Stored items from a collection:

--*--

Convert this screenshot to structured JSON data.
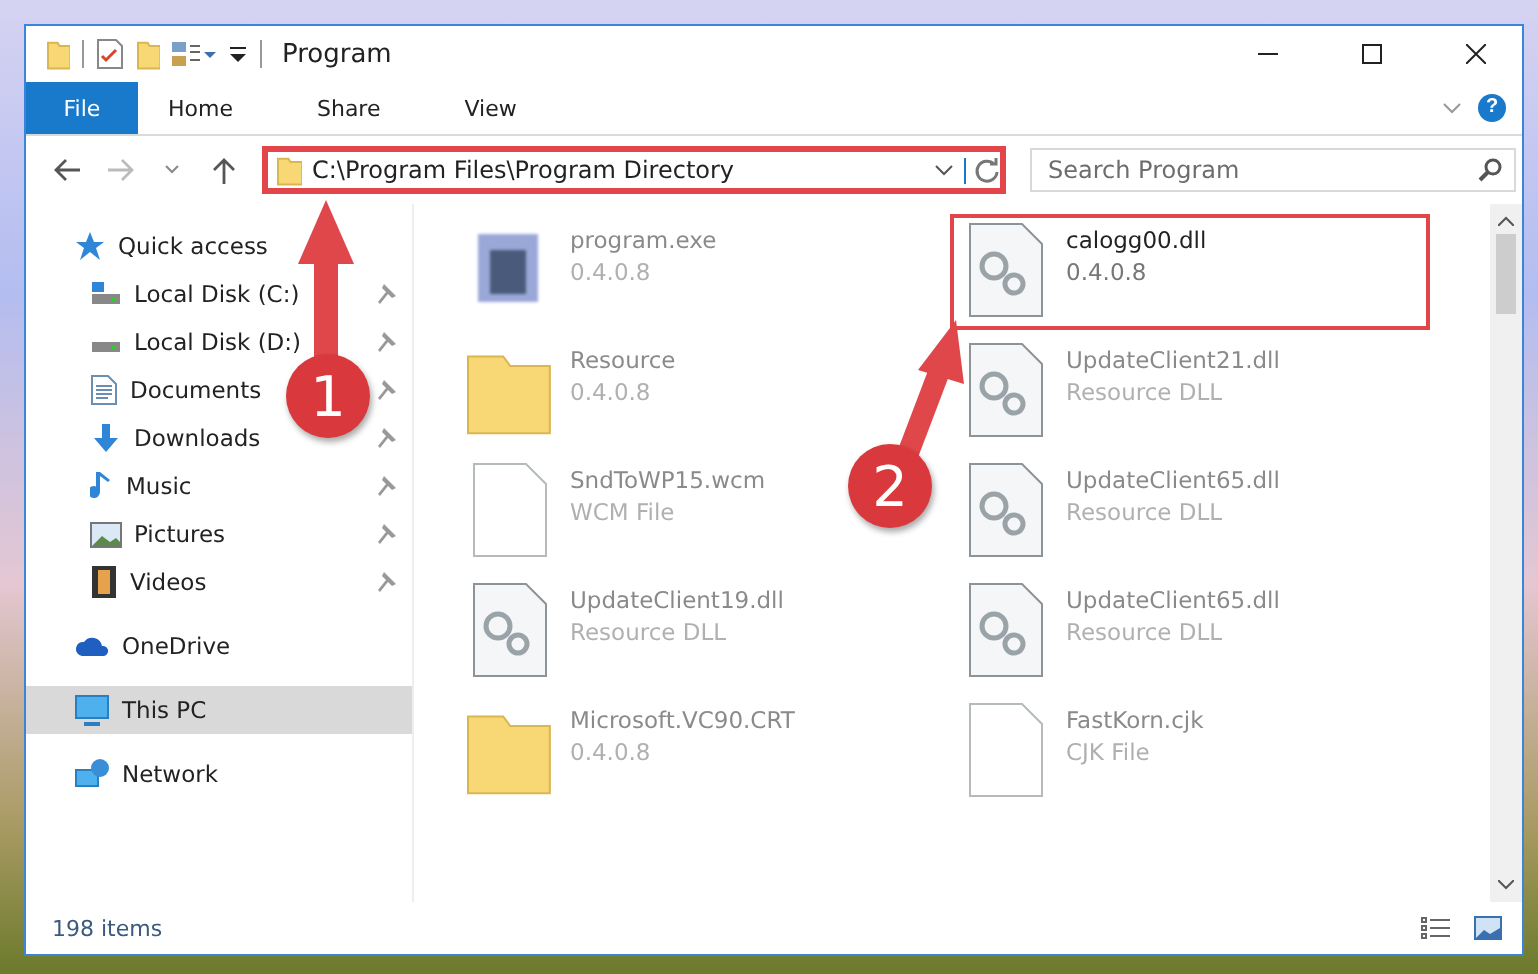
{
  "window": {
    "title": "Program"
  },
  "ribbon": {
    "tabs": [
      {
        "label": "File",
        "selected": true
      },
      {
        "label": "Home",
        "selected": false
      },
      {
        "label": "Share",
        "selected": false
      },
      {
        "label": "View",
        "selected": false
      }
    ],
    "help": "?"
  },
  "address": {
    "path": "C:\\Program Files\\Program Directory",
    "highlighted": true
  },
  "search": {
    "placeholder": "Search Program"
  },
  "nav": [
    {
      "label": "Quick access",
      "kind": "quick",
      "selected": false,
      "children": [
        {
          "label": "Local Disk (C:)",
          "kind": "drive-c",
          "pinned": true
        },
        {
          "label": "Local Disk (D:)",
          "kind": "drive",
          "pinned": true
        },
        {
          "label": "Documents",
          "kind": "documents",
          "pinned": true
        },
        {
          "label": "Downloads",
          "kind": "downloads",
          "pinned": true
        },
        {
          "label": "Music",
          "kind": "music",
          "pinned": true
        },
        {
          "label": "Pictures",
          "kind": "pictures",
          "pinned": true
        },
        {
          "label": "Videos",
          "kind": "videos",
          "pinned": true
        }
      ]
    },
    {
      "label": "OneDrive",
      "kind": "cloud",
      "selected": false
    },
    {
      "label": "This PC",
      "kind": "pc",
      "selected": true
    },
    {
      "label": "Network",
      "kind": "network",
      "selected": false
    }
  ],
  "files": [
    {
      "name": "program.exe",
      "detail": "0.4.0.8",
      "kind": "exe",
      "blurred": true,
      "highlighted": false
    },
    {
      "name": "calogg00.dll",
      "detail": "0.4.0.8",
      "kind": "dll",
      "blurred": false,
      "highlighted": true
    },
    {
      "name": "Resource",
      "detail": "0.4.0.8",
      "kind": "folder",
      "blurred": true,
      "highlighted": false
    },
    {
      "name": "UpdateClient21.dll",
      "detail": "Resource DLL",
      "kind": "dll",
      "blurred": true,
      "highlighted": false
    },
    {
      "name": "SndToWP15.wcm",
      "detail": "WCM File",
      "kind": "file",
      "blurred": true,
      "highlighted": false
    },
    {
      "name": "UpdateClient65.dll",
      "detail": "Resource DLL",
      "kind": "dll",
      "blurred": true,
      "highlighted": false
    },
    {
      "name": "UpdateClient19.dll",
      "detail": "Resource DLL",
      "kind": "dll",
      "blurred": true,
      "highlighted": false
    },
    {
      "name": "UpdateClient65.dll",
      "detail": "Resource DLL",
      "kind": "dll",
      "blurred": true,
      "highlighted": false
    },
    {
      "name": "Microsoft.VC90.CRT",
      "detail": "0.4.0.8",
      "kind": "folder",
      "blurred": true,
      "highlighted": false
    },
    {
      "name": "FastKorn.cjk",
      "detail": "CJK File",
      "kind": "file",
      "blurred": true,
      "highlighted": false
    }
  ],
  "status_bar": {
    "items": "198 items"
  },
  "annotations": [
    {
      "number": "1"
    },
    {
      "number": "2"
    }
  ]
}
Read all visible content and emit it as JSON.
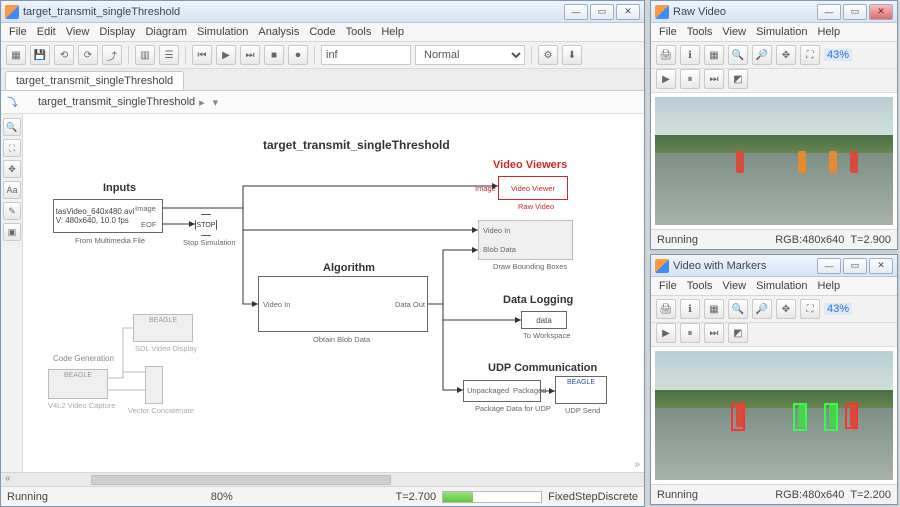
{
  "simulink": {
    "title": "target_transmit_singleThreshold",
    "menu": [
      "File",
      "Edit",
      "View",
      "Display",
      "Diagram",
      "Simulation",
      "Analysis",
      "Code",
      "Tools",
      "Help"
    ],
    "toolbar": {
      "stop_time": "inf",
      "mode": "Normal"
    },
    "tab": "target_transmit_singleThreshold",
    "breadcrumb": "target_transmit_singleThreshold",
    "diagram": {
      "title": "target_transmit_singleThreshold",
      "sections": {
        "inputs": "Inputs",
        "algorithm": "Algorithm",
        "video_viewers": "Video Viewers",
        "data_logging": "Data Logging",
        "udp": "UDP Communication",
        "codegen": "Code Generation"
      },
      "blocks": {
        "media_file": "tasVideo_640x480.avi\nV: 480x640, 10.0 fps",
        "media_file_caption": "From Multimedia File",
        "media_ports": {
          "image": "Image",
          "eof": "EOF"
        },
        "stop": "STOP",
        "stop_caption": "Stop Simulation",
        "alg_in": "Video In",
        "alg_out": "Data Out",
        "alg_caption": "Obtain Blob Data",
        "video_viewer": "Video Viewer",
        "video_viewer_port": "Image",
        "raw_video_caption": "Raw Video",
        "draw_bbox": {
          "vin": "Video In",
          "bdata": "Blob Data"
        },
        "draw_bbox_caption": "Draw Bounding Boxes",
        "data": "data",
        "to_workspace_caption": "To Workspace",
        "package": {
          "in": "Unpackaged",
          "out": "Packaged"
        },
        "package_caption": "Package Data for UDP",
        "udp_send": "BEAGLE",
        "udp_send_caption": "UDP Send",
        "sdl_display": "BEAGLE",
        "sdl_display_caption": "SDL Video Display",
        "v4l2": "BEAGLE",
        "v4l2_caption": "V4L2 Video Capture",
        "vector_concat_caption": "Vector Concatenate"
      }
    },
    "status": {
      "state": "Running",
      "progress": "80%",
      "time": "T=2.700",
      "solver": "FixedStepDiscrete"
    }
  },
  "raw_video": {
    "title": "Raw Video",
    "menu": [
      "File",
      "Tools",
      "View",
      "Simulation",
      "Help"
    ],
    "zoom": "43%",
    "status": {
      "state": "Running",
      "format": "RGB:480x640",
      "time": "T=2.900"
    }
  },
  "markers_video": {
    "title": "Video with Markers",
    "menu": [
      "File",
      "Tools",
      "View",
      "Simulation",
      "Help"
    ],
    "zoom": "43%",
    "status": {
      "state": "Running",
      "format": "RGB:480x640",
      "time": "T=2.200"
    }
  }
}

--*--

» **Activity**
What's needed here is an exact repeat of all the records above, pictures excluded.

» **Answer to this task**
Convert this screenshot to structured JSON data.
{
  "window": {
    "title": "Program"
  },
  "ribbon": {
    "tabs": [
      {
        "label": "File",
        "selected": true
      },
      {
        "label": "Home",
        "selected": false
      },
      {
        "label": "Share",
        "selected": false
      },
      {
        "label": "View",
        "selected": false
      }
    ],
    "help": "?"
  },
  "address": {
    "path": "C:\\Program Files\\Program Directory",
    "highlighted": true
  },
  "search": {
    "placeholder": "Search Program"
  },
  "nav": [
    {
      "label": "Quick access",
      "kind": "quick",
      "selected": false,
      "children": [
        {
          "label": "Local Disk (C:)",
          "kind": "drive-c",
          "pinned": true
        },
        {
          "label": "Local Disk (D:)",
          "kind": "drive",
          "pinned": true
        },
        {
          "label": "Documents",
          "kind": "documents",
          "pinned": true
        },
        {
          "label": "Downloads",
          "kind": "downloads",
          "pinned": true
        },
        {
          "label": "Music",
          "kind": "music",
          "pinned": true
        },
        {
          "label": "Pictures",
          "kind": "pictures",
          "pinned": true
        },
        {
          "label": "Videos",
          "kind": "videos",
          "pinned": true
        }
      ]
    },
    {
      "label": "OneDrive",
      "kind": "cloud",
      "selected": false
    },
    {
      "label": "This PC",
      "kind": "pc",
      "selected": true
    },
    {
      "label": "Network",
      "kind": "network",
      "selected": false
    }
  ],
  "files": [
    {
      "name": "program.exe",
      "detail": "0.4.0.8",
      "kind": "exe",
      "blurred": true,
      "highlighted": false
    },
    {
      "name": "calogg00.dll",
      "detail": "0.4.0.8",
      "kind": "dll",
      "blurred": false,
      "highlighted": true
    },
    {
      "name": "Resource",
      "detail": "0.4.0.8",
      "kind": "folder",
      "blurred": true,
      "highlighted": false
    },
    {
      "name": "UpdateClient21.dll",
      "detail": "Resource DLL",
      "kind": "dll",
      "blurred": true,
      "highlighted": false
    },
    {
      "name": "SndToWP15.wcm",
      "detail": "WCM File",
      "kind": "file",
      "blurred": true,
      "highlighted": false
    },
    {
      "name": "UpdateClient65.dll",
      "detail": "Resource DLL",
      "kind": "dll",
      "blurred": true,
      "highlighted": false
    },
    {
      "name": "UpdateClient19.dll",
      "detail": "Resource DLL",
      "kind": "dll",
      "blurred": true,
      "highlighted": false
    },
    {
      "name": "UpdateClient65.dll",
      "detail": "Resource DLL",
      "kind": "dll",
      "blurred": true,
      "highlighted": false
    },
    {
      "name": "Microsoft.VC90.CRT",
      "detail": "0.4.0.8",
      "kind": "folder",
      "blurred": true,
      "highlighted": false
    },
    {
      "name": "FastKorn.cjk",
      "detail": "CJK File",
      "kind": "file",
      "blurred": true,
      "highlighted": false
    }
  ],
  "status_bar": {
    "items": "198 items"
  },
  "annotations": [
    {
      "number": "1"
    },
    {
      "number": "2"
    }
  ]
}
Read all visible content and emit it as JSON.
{
  "simulink": {
    "title": "target_transmit_singleThreshold",
    "menu": [
      "File",
      "Edit",
      "View",
      "Display",
      "Diagram",
      "Simulation",
      "Analysis",
      "Code",
      "Tools",
      "Help"
    ],
    "toolbar": {
      "stop_time": "inf",
      "mode": "Normal"
    },
    "tab": "target_transmit_singleThreshold",
    "breadcrumb": "target_transmit_singleThreshold",
    "diagram": {
      "title": "target_transmit_singleThreshold",
      "sections": {
        "inputs": "Inputs",
        "algorithm": "Algorithm",
        "video_viewers": "Video Viewers",
        "data_logging": "Data Logging",
        "udp": "UDP Communication",
        "codegen": "Code Generation"
      },
      "blocks": {
        "media_file": "tasVideo_640x480.avi\nV: 480x640, 10.0 fps",
        "media_file_caption": "From Multimedia File",
        "media_ports": {
          "image": "Image",
          "eof": "EOF"
        },
        "stop": "STOP",
        "stop_caption": "Stop Simulation",
        "alg_in": "Video In",
        "alg_out": "Data Out",
        "alg_caption": "Obtain Blob Data",
        "video_viewer": "Video Viewer",
        "video_viewer_port": "Image",
        "raw_video_caption": "Raw Video",
        "draw_bbox": {
          "vin": "Video In",
          "bdata": "Blob Data"
        },
        "draw_bbox_caption": "Draw Bounding Boxes",
        "data": "data",
        "to_workspace_caption": "To Workspace",
        "package": {
          "in": "Unpackaged",
          "out": "Packaged"
        },
        "package_caption": "Package Data for UDP",
        "udp_send": "BEAGLE",
        "udp_send_caption": "UDP Send",
        "sdl_display": "BEAGLE",
        "sdl_display_caption": "SDL Video Display",
        "v4l2": "BEAGLE",
        "v4l2_caption": "V4L2 Video Capture",
        "vector_concat_caption": "Vector Concatenate"
      }
    },
    "status": {
      "state": "Running",
      "progress": "80%",
      "time": "T=2.700",
      "solver": "FixedStepDiscrete"
    }
  },
  "raw_video": {
    "title": "Raw Video",
    "menu": [
      "File",
      "Tools",
      "View",
      "Simulation",
      "Help"
    ],
    "zoom": "43%",
    "status": {
      "state": "Running",
      "format": "RGB:480x640",
      "time": "T=2.900"
    }
  },
  "markers_video": {
    "title": "Video with Markers",
    "menu": [
      "File",
      "Tools",
      "View",
      "Simulation",
      "Help"
    ],
    "zoom": "43%",
    "status": {
      "state": "Running",
      "format": "RGB:480x640",
      "time": "T=2.200"
    }
  }
}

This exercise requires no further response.